The stability of steel building structures under fire loading is often governed by the performance of the gravity load resisting systems. The inelastic buckling failure of gravity load bearing columns can potentially initiate and propagate stability failure of the associated subsystem, compartment or story. This paper presents a design methodology for wide-flange hot-rolled steel columns (W-shape) under uniform compression at elevated temperatures. A number of simply supported W-shape columns were modeled and analyzed using the finite element method (FEM). The analysis for axial loading followed by thermal loading was conducted using the nonlinear implicit dynamic analysis method to achieve complete stability failure. The models and analysis approach were validated using the results of existing column test data at elevated temperatures. The analytical approach was used to expand the database and to conduct parametric studies. The results are compared to existing column design equations at elevated temperatures and are used to propose revisions to the AISC ambient temperature design equations for steel columns to account for the effects of elevated temperatures and rotational restraints from cooler columns above and below the heated story.

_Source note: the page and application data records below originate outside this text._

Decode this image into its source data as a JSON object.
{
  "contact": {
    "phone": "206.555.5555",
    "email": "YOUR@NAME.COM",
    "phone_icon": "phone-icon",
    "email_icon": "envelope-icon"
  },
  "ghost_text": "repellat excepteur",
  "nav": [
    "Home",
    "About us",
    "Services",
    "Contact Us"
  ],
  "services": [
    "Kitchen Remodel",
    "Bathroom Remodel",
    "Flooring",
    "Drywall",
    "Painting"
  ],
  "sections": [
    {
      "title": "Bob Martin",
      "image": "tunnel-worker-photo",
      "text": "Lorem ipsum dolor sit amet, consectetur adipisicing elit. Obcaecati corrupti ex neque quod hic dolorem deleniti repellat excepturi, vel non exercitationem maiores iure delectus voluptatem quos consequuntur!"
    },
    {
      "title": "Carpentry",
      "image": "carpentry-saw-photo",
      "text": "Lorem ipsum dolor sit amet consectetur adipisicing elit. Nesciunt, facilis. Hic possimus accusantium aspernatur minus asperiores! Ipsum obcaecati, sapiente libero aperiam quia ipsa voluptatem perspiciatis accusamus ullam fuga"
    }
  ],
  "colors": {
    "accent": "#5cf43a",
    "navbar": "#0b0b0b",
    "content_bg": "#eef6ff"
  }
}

  • Published: 2011, Quarter 4

Author(s)

Anil Agarwal and Amit H. Varma